Metrolinx, the Provincial body in charge of building transit in the GTA, is considering a number of changes on how we pay for transit. This conversation will result in the average trip being more expensive for residents in Downsview.
Metrolinx is doing this, because of budget pressures and because different modes of transit (buses vs. trains) and the distance of each trip (1km vs. 10km) need to be factors in calculating the price of each trip.
Currently, a trip from Downsview to the downtown core, which normally requires a bus and a subway ride, costs the same as a trip from Bay St. and Queen St. to Bay St. and Bloor St. -one bus ride. This means that people in inner suburbs benefit from a system that understands that the distances traveled in the suburbs are greater than they are in the downtown core.
Metrolinx is considering changing this. Their rationale for questioning the current system is that it is not fair to charge the same price for someone that rides a train versus a bus, or takes a short trip versus a long trip. What this misses is that the accountant’s methodology to building transit will create a dysfunctional system.
If we want more people riding transit, we need to figure out a transit system that caters to the needs of riders, not the other way around. Metrolinx seems to be coming to the decision that the riders need to meet the demands of the transit system -they’ve done this before.
Leading up to the PanAm games, Metrolinx built the UP Express from Union Station to Pearson International Airport. Their business model assumed that there would be a wealthy market of transit riders that would pay a premium fee for the convenience of the service they created.

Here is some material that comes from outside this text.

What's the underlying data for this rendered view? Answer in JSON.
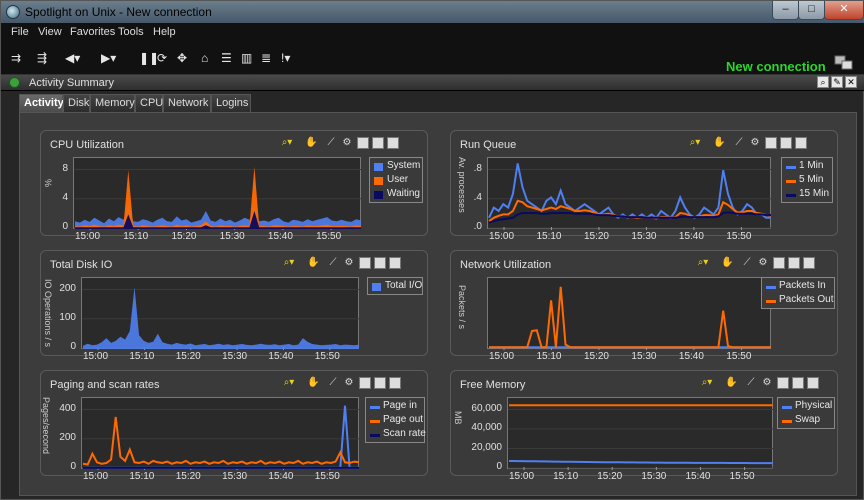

What they missed, is that most of the transit trips to the airport were made by the 10,000 employees who are employed by the Greater Toronto Airport Authority (GTAA). Since the service was not practical, or affordable for most of the employees, the trains ride mostly empty -even a reduction in fares has not changed ridership.
The UP Express experience should have taught Metrolinx that its focus on market based transit building is not a viable model. For Downsview, this could mean a more expensive transit fare in the next couple of years. Let us not forget where the decision are being made: the Province is not investing in the operating costs of transit, so Metrolinx is trying to come up with the money by raising the price of transit.